T.O’B: I would like to point to some of the tentative positive political ideas that are starting to take shape around the world at the moment. The emergence of the Occupy movement globally, the Indignados, and the 5-Star Movement in Italy all in their own way are pointing to failure of our liberal representative democracies to work for their citizens. It’s starting to become more and more obvious to more and more people that the corporations and the banks control their politicians and stand in the way of the radical change that is needed. I think there is a great desire for a sustainable society where wealth and power is equitably distributed. Hopefully these movements are the sparks that will fire the neurons of those involved to come up with new theoretical works that can help us to lay the foundations of the new societies that we seek.
C.D.V.: I find the last bit interesting, if you would forgive a one last follow-up: What exactly do you see as the promise of the 5-Star movement?
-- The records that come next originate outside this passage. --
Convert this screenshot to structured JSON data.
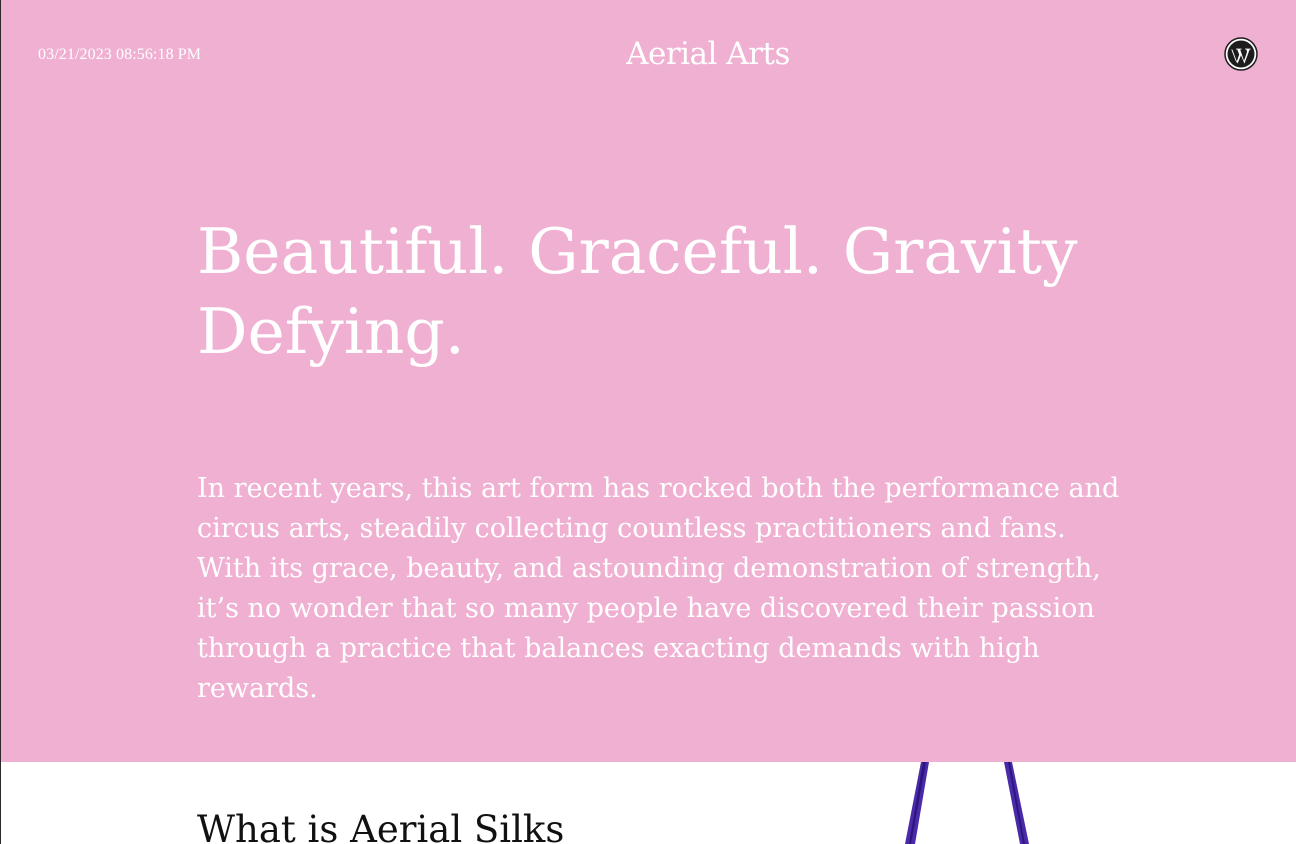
{
  "header": {
    "timestamp": "03/21/2023 08:56:18 PM",
    "site_title": "Aerial Arts",
    "logo_icon": "wordpress-icon"
  },
  "hero": {
    "headline": "Beautiful. Graceful. Gravity Defying.",
    "intro": "In recent years, this art form has rocked both the performance and circus arts, steadily collecting countless practitioners and fans. With its grace, beauty, and astounding demonstration of strength, it’s no wonder that so many people have discovered their passion through a practice that balances exacting demands with high rewards."
  },
  "section": {
    "heading": "What is Aerial Silks"
  },
  "colors": {
    "hero_background": "#f0b0d2",
    "text_light": "#ffffff",
    "silk_fabric": "#4a2aa8"
  }
}
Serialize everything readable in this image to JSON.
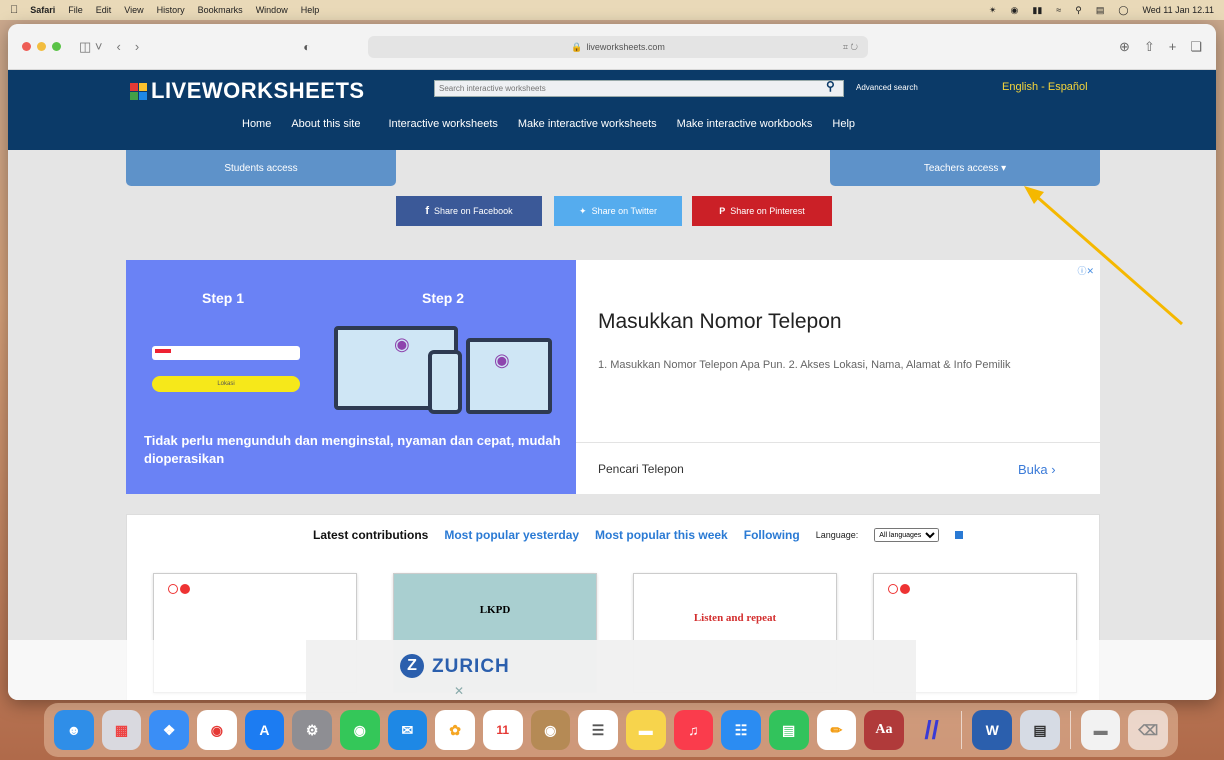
{
  "menubar": {
    "items": [
      "Safari",
      "File",
      "Edit",
      "View",
      "History",
      "Bookmarks",
      "Window",
      "Help"
    ],
    "datetime": "Wed 11 Jan 12.11"
  },
  "browser": {
    "url": "liveworksheets.com",
    "url_right": "⌗ ↻"
  },
  "site": {
    "logo": "LIVEWORKSHEETS",
    "search_placeholder": "Search interactive worksheets",
    "advanced_search": "Advanced search",
    "language_link": "English - Español",
    "nav": [
      "Home",
      "About this site",
      "Interactive worksheets",
      "Make interactive worksheets",
      "Make interactive workbooks",
      "Help"
    ],
    "students_access": "Students access",
    "teachers_access": "Teachers access ▾",
    "share_facebook": "Share on Facebook",
    "share_twitter": "Share on Twitter",
    "share_pinterest": "Share on Pinterest"
  },
  "ad": {
    "step1": "Step 1",
    "step2": "Step 2",
    "button": "Lokasi",
    "tagline": "Tidak perlu mengunduh dan menginstal, nyaman dan cepat, mudah dioperasikan",
    "title": "Masukkan Nomor Telepon",
    "description": "1. Masukkan Nomor Telepon Apa Pun. 2. Akses Lokasi, Nama, Alamat & Info Pemilik",
    "footer": "Pencari Telepon",
    "open": "Buka ›",
    "adchoices": "ⓘ✕"
  },
  "latest": {
    "tabs": [
      "Latest contributions",
      "Most popular yesterday",
      "Most popular this week",
      "Following"
    ],
    "language_label": "Language:",
    "language_value": "All languages",
    "cards": [
      "",
      "LKPD",
      "Listen and repeat",
      ""
    ]
  },
  "overlay": {
    "brand": "ZURICH",
    "close": "✕"
  },
  "colors": {
    "header": "#0b3a68",
    "tab": "#5e92c9",
    "facebook": "#3b5998",
    "twitter": "#55acee",
    "pinterest": "#cb2027",
    "arrow": "#f5b800"
  }
}
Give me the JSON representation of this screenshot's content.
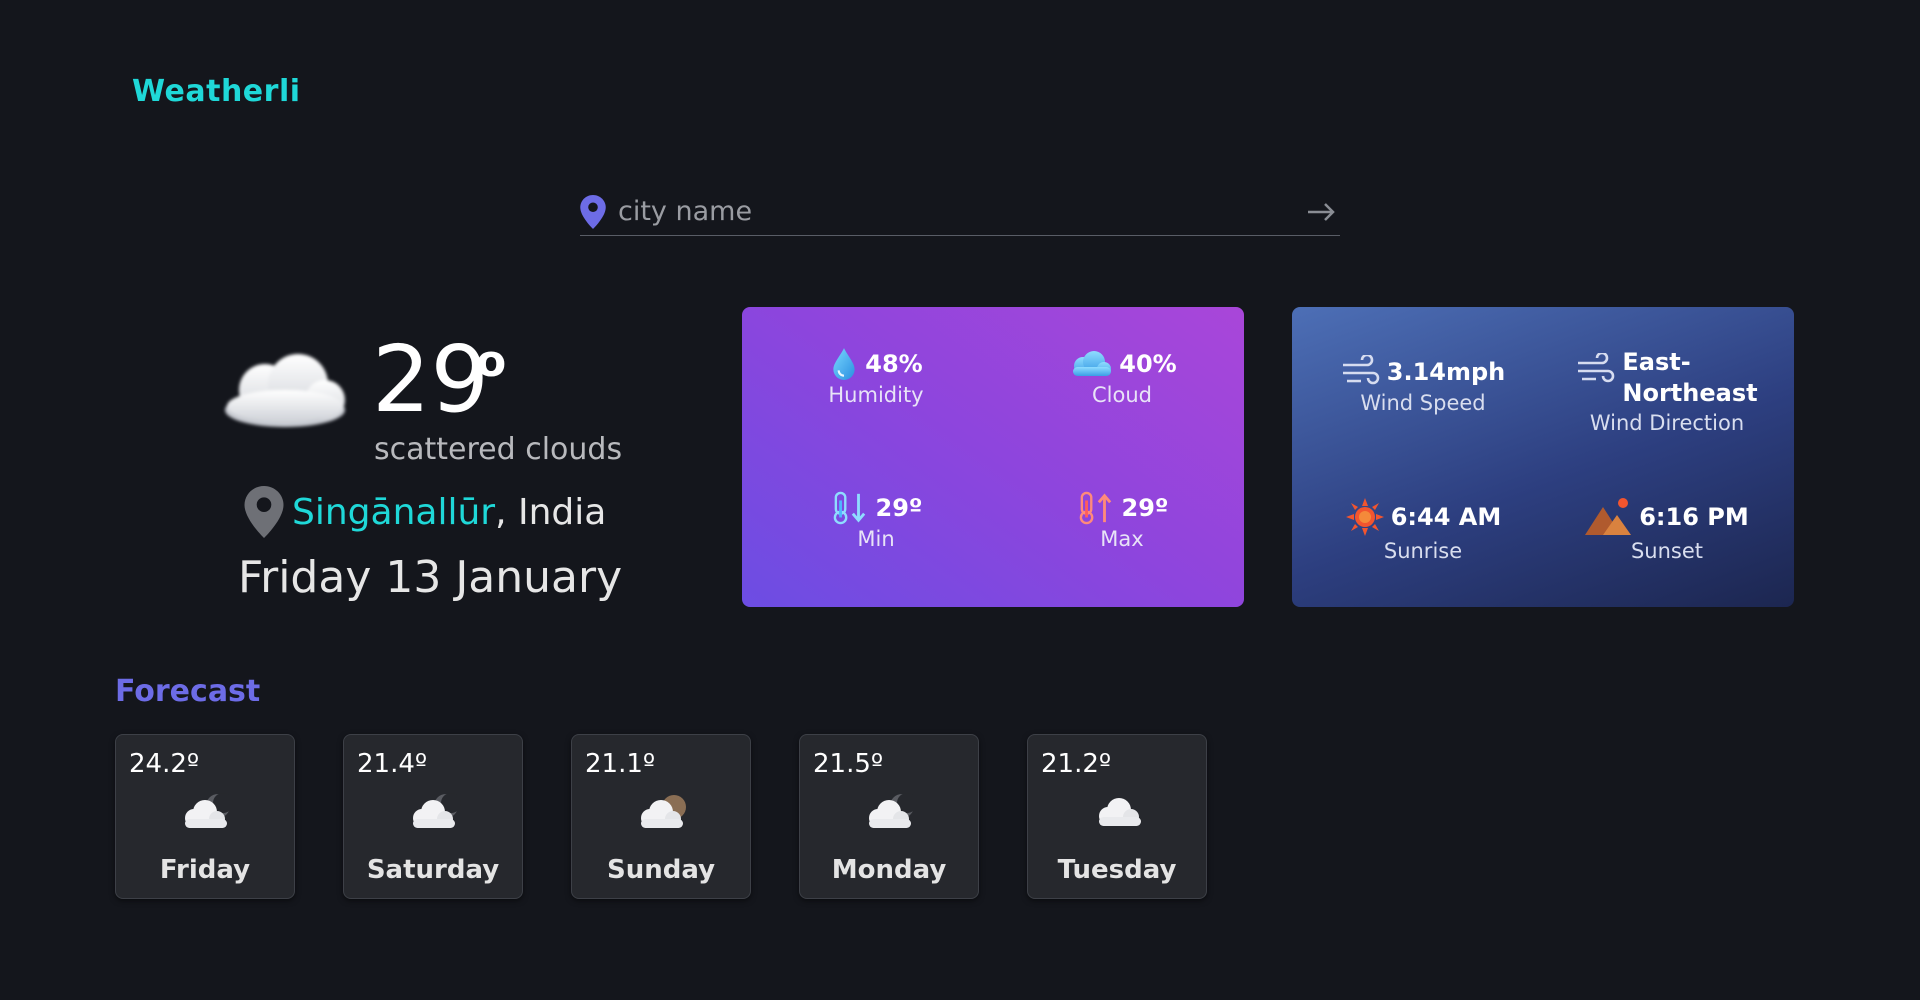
{
  "app": {
    "title": "Weatherli"
  },
  "search": {
    "placeholder": "city name"
  },
  "current": {
    "temperature": "29",
    "degree": "o",
    "description": "scattered clouds",
    "city": "Singānallūr",
    "country_sep": ", India",
    "date": "Friday 13 January",
    "icon": "cloud-icon"
  },
  "details": {
    "humidity": {
      "value": "48%",
      "label": "Humidity",
      "icon": "water-drop-icon"
    },
    "cloud": {
      "value": "40%",
      "label": "Cloud",
      "icon": "cloud-icon"
    },
    "min": {
      "value": "29º",
      "label": "Min",
      "icon": "thermometer-down-icon"
    },
    "max": {
      "value": "29º",
      "label": "Max",
      "icon": "thermometer-up-icon"
    }
  },
  "wind": {
    "speed": {
      "value": "3.14mph",
      "label": "Wind Speed",
      "icon": "wind-icon"
    },
    "direction": {
      "value_line1": "East-",
      "value_line2": "Northeast",
      "label": "Wind Direction",
      "icon": "wind-icon"
    },
    "sunrise": {
      "value": "6:44 AM",
      "label": "Sunrise",
      "icon": "sun-icon"
    },
    "sunset": {
      "value": "6:16 PM",
      "label": "Sunset",
      "icon": "mountain-sunset-icon"
    }
  },
  "forecast": {
    "title": "Forecast",
    "days": [
      {
        "temp": "24.2º",
        "day": "Friday",
        "icon": "cloud-moon-icon"
      },
      {
        "temp": "21.4º",
        "day": "Saturday",
        "icon": "cloud-moon-icon"
      },
      {
        "temp": "21.1º",
        "day": "Sunday",
        "icon": "cloud-moon-icon"
      },
      {
        "temp": "21.5º",
        "day": "Monday",
        "icon": "cloud-moon-icon"
      },
      {
        "temp": "21.2º",
        "day": "Tuesday",
        "icon": "cloud-icon"
      }
    ]
  },
  "colors": {
    "background": "#14161c",
    "brand": "#1fd8d8",
    "accent": "#6d6ce6",
    "purple_card": "#8d45dd",
    "blue_card": "#2d3f80"
  }
}
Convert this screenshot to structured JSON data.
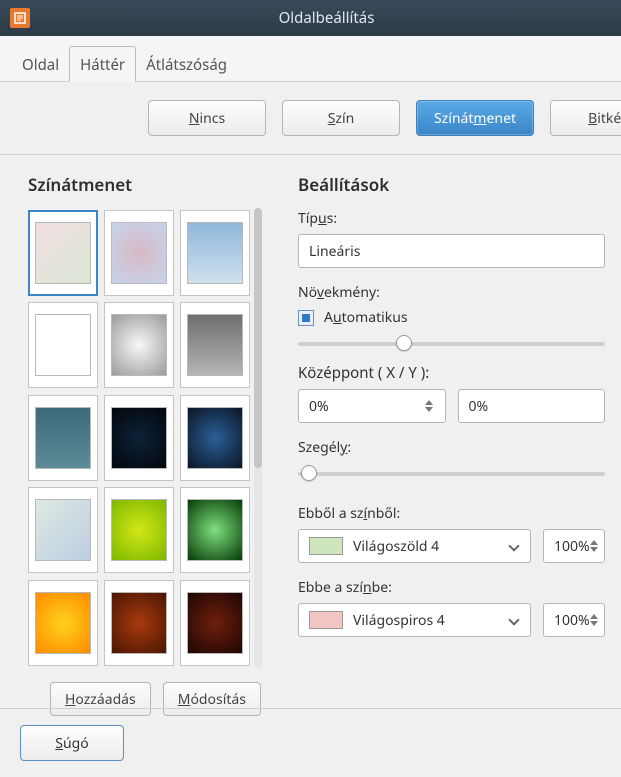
{
  "window": {
    "title": "Oldalbeállítás"
  },
  "tabs": [
    "Oldal",
    "Háttér",
    "Átlátszóság"
  ],
  "fillbar": {
    "none": "Nincs",
    "color": "Szín",
    "gradient": "Színátmenet",
    "bitmap": "Bitkép"
  },
  "left": {
    "title": "Színátmenet",
    "add": "Hozzáadás",
    "modify": "Módosítás"
  },
  "settings": {
    "title": "Beállítások",
    "type_label": "Típus:",
    "type_value": "Lineáris",
    "increment_label": "Növekmény:",
    "automatic": "Automatikus",
    "center_label": "Középpont ( X / Y ):",
    "center_x": "0%",
    "center_y": "0%",
    "border_label": "Szegély:",
    "from_label": "Ebből a színből:",
    "from_color": "Világoszöld 4",
    "from_pct": "100%",
    "to_label": "Ebbe a színbe:",
    "to_color": "Világospiros 4",
    "to_pct": "100%"
  },
  "footer": {
    "help": "Súgó"
  },
  "gradients": [
    {
      "css": "linear-gradient(135deg,#f2dfe0,#d9e6d6)"
    },
    {
      "css": "radial-gradient(circle at 50% 50%,#d7b9c4,#c6d4ec)"
    },
    {
      "css": "linear-gradient(#8fb7da,#cfe0ef)"
    },
    {
      "css": "linear-gradient(#ffffff,#ffffff)"
    },
    {
      "css": "radial-gradient(circle at 50% 50%,#f7f7f7,#9b9b9b)"
    },
    {
      "css": "linear-gradient(#6f6f6f,#b5b5b5)"
    },
    {
      "css": "linear-gradient(#3c6a79,#5d8b98)"
    },
    {
      "css": "radial-gradient(circle at 50% 50%,#0c2138,#04070c)"
    },
    {
      "css": "radial-gradient(circle at 50% 50%,#2b5f96,#0a1526)"
    },
    {
      "css": "linear-gradient(135deg,#dfe9e0,#bccde3)"
    },
    {
      "css": "radial-gradient(circle at 50% 50%,#d2e816,#7db700)"
    },
    {
      "css": "radial-gradient(circle at 50% 50%,#7fe07f,#063a06)"
    },
    {
      "css": "radial-gradient(circle at 50% 50%,#ffd21a,#ff8a00)"
    },
    {
      "css": "radial-gradient(circle at 50% 50%,#a83a0e,#4a1602)"
    },
    {
      "css": "radial-gradient(circle at 50% 50%,#6f1f0c,#1e0603)"
    }
  ],
  "colors": {
    "from_swatch": "#cde6be",
    "to_swatch": "#f3c4c4"
  }
}
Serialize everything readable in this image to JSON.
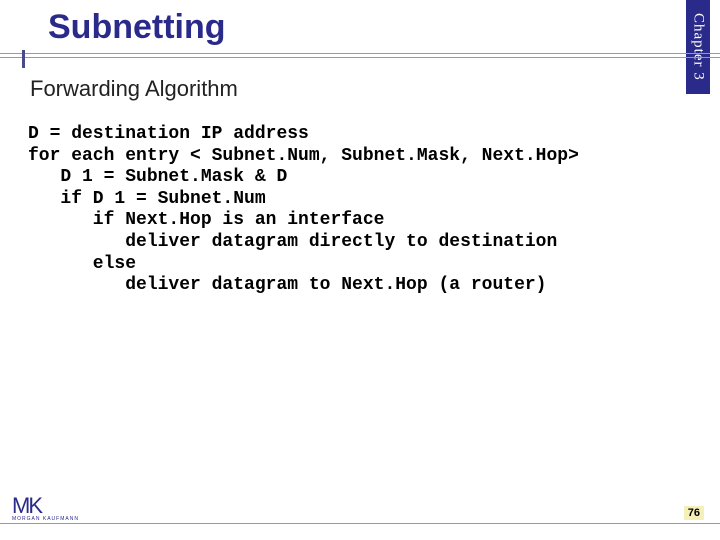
{
  "header": {
    "title": "Subnetting",
    "side_tab": "Chapter 3"
  },
  "content": {
    "subtitle": "Forwarding Algorithm",
    "code": "D = destination IP address\nfor each entry < Subnet.Num, Subnet.Mask, Next.Hop>\n   D 1 = Subnet.Mask & D\n   if D 1 = Subnet.Num\n      if Next.Hop is an interface\n         deliver datagram directly to destination\n      else\n         deliver datagram to Next.Hop (a router)"
  },
  "footer": {
    "logo_main": "MK",
    "logo_sub": "MORGAN KAUFMANN",
    "page_number": "76"
  }
}
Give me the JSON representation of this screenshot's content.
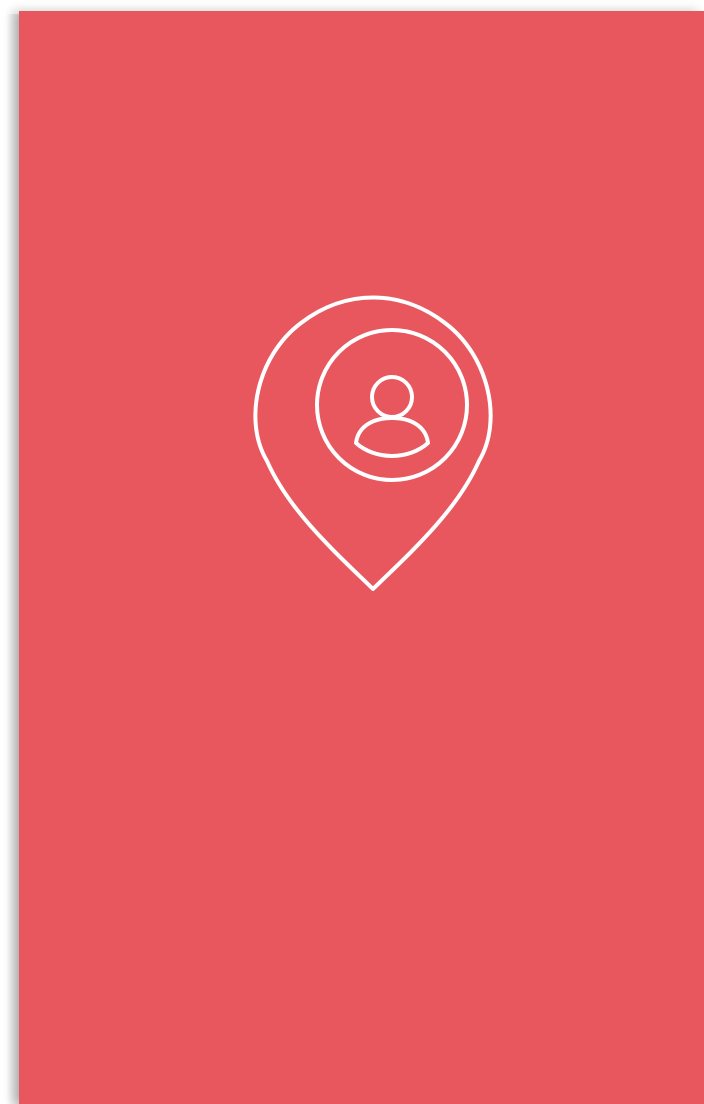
{
  "screen": {
    "background_color": "#e8565e",
    "icon_color": "#ffffff"
  },
  "logo": {
    "icon": "location-pin-user-icon"
  }
}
T.O’B: Over the last 150 years we have seen many nationalist revolutions succeed. Some of these new governments may even have enacted fairly radical policies, like the welfare state or land reform. But over the years, as the original revolutionaries grew old and left the political stage they gradually became replaced by a managerial class of politicians, lacking the political spine of their predecessors. Countries like Ireland, for example, experienced a new wave of career politicians, of varying levels of corruption and a willingness to suck up to the capitalist class to gain power. The citizens of these countries have learned that the problem wasn’t just that they didn’t have self-determination as a colony, but that the structure of society and it’s political superstructure also plays a critical role. In the words of The Who – ‘Meet the new boss, same as the old boss’.
The 5-Star movement, is essentially expressing what a hell of a lot of people in the capitalist west think of politicians – they are a bunch of lying, power hungry, money grabbing, turn-coats. And they are sick to death of it. This is a real blast against the political superstructure, if not, perhaps, the base-structure of production. I see in this the germs of a possibly revolutionary change in how we govern ourselves. Noam Chomsky always talks of how power is terrified of real true direct democracy, because those in power can’t let people actually vote as they wish. Even redneck republican voters in the US. when polled on individual issues are basically social democratic in nature. I don’t think that the 5-Star movement is perfect in its structure, or that I agree with it’s policies – I don’t know enough about it to have a definitive opinion, but I think it does shows us exactly where the political pulse is right now – decentralized structures of power devoid of politicians and their games. It seems to be a return to the libertarian socialist tendencies of the past. It is also a rejection, I believe, of the old vanguard party model of the radical left parties, and left-theorists out there should be taking note.